  1. When a one percent change in the price of a commodity occurs, the demand for that commodity changes by more than one percent. These types of goods are very price sensitive.

  2. When a one percent change in a good price causes the demand for that good to change by less than one percent, this type of product is called inelastic. Demand for this type of goods shows a mild reaction to price changes.

  3. The third case is when a one percent change in the price of a good causes a one percent change in the demand for that good.

If there is an inverse relationship between price and demand, demand elasticity will always be negative because the percentage change in one face or denominator is a negative fraction. Therefore, after calculating the price elasticity of demand, if the result, regardless of the negative sign of the number, becomes more than one, the commodity with elasticity is less than one, the good without elasticity, and if it is equal to one, the good has a single elasticity.

Although the price elasticity of a commodity can be determined only by collecting price information and calculating, some factors affect this ratio.

2.5 Factors affecting the price elasticity of demand

Alternative goods: The more alternative goods there are, the higher the price elasticity of that product. That is, when the price changes, the demand for that product changes more drastically. Also, price changes in a product cause a shift in the demand for alternative goods. In the healthcare sector, there are usually few alternatives to a health or medical intervention.

Complementary goods: When a product has a supplement, a change in the price of a complementary product causes a change in the demand for another product. Maternal and child care can be mentioned as complementary goods in the field of health (Figure 4).

Figure 4.

Types of elasticity.

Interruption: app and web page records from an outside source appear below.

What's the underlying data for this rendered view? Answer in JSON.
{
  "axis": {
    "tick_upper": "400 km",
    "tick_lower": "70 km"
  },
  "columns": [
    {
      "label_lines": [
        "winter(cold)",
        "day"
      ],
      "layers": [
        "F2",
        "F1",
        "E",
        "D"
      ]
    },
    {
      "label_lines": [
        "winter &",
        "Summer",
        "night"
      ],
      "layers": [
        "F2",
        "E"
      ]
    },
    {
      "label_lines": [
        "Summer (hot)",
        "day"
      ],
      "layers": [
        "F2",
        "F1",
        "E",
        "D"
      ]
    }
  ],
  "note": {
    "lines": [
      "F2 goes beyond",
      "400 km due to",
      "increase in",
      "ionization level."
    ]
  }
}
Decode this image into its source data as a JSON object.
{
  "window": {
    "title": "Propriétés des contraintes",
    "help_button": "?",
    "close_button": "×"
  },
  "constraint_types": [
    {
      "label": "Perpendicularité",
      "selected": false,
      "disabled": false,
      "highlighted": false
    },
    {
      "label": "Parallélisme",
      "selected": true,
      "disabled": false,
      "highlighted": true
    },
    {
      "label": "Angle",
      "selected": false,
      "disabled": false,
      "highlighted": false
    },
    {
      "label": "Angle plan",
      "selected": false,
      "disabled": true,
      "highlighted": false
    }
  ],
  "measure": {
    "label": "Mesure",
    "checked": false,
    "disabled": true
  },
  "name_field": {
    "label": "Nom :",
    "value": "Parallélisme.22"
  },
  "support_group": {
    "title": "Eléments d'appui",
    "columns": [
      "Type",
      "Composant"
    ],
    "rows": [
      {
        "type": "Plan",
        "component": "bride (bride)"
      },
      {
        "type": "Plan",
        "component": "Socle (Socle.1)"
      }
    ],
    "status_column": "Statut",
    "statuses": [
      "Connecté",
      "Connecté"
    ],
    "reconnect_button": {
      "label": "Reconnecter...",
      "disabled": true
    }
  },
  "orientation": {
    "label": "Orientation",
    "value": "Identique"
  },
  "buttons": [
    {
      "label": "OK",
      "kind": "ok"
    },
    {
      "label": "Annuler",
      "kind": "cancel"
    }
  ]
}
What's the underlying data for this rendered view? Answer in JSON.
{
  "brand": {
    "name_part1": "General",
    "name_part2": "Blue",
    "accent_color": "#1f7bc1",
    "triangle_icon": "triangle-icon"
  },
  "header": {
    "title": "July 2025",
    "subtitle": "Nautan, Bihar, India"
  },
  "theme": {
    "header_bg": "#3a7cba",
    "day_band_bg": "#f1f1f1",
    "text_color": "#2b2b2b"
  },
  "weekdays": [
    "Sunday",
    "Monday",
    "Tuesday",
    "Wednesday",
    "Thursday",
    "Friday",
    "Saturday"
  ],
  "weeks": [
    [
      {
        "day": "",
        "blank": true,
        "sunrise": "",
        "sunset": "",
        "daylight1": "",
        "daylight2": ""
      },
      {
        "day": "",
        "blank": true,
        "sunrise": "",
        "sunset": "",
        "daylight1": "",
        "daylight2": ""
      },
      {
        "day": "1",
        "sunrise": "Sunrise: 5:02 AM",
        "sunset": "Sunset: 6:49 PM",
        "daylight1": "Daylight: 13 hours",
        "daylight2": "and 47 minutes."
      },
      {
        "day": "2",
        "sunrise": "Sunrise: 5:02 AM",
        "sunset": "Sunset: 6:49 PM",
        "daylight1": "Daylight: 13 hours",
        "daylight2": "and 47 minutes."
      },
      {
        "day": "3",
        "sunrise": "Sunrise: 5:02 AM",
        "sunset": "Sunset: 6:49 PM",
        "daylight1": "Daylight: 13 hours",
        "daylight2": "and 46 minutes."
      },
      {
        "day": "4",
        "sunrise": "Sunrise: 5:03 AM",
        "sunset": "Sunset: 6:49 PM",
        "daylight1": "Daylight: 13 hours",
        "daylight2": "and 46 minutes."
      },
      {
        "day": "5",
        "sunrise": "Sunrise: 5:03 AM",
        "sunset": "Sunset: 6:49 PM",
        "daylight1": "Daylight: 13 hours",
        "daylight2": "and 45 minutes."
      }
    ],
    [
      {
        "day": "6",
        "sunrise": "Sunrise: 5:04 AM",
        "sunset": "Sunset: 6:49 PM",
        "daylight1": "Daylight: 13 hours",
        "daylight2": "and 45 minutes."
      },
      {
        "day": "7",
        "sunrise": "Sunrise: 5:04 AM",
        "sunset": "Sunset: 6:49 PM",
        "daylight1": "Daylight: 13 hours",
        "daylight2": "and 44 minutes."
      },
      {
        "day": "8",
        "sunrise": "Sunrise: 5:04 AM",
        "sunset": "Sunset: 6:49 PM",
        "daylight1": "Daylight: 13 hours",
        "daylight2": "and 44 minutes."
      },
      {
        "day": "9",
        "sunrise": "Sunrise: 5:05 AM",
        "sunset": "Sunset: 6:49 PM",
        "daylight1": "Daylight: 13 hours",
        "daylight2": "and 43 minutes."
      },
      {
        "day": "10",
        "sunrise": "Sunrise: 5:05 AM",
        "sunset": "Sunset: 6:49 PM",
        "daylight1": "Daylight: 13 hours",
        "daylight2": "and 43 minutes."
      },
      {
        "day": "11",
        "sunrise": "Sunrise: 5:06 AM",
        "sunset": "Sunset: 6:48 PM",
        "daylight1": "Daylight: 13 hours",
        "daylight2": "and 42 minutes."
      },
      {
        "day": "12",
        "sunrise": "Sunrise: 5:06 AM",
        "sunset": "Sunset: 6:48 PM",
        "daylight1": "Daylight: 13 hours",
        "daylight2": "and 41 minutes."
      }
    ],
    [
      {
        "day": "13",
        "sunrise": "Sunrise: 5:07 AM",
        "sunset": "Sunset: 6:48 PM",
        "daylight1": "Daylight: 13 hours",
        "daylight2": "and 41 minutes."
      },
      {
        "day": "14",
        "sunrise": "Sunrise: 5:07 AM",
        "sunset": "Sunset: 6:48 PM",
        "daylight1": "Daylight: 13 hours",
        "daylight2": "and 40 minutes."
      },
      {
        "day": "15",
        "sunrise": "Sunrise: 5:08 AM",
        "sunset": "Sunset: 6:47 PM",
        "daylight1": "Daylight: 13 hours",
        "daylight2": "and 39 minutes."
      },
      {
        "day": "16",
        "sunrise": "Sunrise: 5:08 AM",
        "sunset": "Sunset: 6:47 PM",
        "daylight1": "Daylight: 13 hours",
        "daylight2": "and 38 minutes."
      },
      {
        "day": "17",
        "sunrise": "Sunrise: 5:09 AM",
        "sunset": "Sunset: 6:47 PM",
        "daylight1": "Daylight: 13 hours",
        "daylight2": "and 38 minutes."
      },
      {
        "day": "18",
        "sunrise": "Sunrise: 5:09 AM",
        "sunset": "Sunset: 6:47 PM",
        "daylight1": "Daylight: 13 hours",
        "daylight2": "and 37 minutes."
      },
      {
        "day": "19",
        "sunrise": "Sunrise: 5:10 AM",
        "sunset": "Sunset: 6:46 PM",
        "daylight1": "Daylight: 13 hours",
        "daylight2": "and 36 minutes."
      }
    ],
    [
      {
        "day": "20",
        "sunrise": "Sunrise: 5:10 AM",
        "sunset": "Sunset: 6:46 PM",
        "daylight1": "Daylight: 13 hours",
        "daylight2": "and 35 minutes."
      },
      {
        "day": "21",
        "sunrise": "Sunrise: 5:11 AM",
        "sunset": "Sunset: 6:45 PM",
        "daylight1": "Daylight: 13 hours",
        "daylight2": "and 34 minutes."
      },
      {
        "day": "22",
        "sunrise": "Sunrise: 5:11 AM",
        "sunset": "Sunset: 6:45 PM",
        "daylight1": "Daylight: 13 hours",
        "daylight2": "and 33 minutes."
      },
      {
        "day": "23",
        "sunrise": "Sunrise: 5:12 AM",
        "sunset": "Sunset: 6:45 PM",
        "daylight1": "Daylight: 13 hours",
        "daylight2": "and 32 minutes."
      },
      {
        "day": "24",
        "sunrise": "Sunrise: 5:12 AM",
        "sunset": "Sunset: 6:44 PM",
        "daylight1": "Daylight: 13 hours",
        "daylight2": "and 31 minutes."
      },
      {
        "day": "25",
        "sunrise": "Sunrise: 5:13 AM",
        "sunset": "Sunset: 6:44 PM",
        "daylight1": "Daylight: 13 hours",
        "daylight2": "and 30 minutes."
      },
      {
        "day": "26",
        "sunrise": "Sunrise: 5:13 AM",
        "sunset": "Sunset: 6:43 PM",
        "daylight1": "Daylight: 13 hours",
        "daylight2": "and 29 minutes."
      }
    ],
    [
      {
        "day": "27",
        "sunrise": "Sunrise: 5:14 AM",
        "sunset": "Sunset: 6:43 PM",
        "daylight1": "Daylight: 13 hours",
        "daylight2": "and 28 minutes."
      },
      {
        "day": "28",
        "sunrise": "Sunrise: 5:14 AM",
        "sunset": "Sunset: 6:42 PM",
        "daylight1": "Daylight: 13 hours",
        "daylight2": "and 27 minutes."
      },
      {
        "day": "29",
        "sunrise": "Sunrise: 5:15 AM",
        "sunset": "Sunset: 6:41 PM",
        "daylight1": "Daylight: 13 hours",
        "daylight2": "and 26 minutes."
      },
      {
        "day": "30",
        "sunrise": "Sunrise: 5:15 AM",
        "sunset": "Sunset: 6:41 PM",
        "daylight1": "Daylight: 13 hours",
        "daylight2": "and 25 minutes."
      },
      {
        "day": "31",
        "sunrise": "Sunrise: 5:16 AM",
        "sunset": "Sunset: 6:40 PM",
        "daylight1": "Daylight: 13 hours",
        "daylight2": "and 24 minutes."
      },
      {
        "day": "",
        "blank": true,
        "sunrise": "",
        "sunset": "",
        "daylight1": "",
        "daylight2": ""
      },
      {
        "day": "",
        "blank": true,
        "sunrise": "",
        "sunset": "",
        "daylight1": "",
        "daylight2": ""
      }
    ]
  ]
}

Commodity prices: In general, if the price of a commodity is very low, the amount of demand does not react to price changes. But high-priced products are attractive. On the other hand, different results are obtained depending on the price at which the demand elasticity is calculated. As mentioned initially, the price of a product has an inverse relationship with the amount of demand. When the price is precisely in the middle of the demand curve of a commodity, the commodity has a single elasticity. Also, if the price is less than the midpoint, the product in that range is unattractive. If the price is above the midpoint, the product will be pulled. You can see this in the chart below.

Marginal modes in demand elasticity: There are also two cases in which the product is completely elastic or completely non-elastic. If the good is fully elastic, the demand for that good will be zero if there is a slight change in the price of the good. Perhaps this is the case for a salesperson in a highly competitive market. If the good is completely inelastic, demand is a fixed figure, regardless of the price range. You can see these modes in Figure 5.

Figure 5.

Marginal modes in demand elasticity.


  1. 1. Culyer, A. J. (2008). The Dictionary of Health Economics: Edward Elgar
  2. 2. Folland, S., Goodman, A. C., Charles, A., & Stano, M. (2017). The Economics of Health and Health Care: Taylor & Francis Group
  3. 3. Gu, T., Li, D., & Li, L. (2020). The Elderly’s demand for community-based care services and its determinants: A comparison of the elderly in the affordable housing community and commercial housing Community of China. Journal of Healthcare Engineering, 2020, 1840543. doi:10.1155/2020/1840543
  4. 4. Santerre, R. E., & Neun, S. P. (2013). Health Economics: Theory, Insights, and Industry Studies: South-Western, Cengage Learning
  5. 5. Wellay, T., Gebreslassie, M., Mesele, M., Gebretinsae, H., Ayele, B., Tewelde, A., & Zewedie, Y. (2018). Demand for health care service and associated factors among patients in the community of Tsegedie District, northern Ethiopia. BMC Health Services Research,18(1), 697. doi:10.1186/s12913-018-3490-2
  6. 6. Wonderling, D. (2005). Introduction to Health Economics: McGraw-Hill Education

Written By

Alireza Ghorbani

Submitted: 03 June 2021 Reviewed: 15 June 2021 Published: 20 July 2021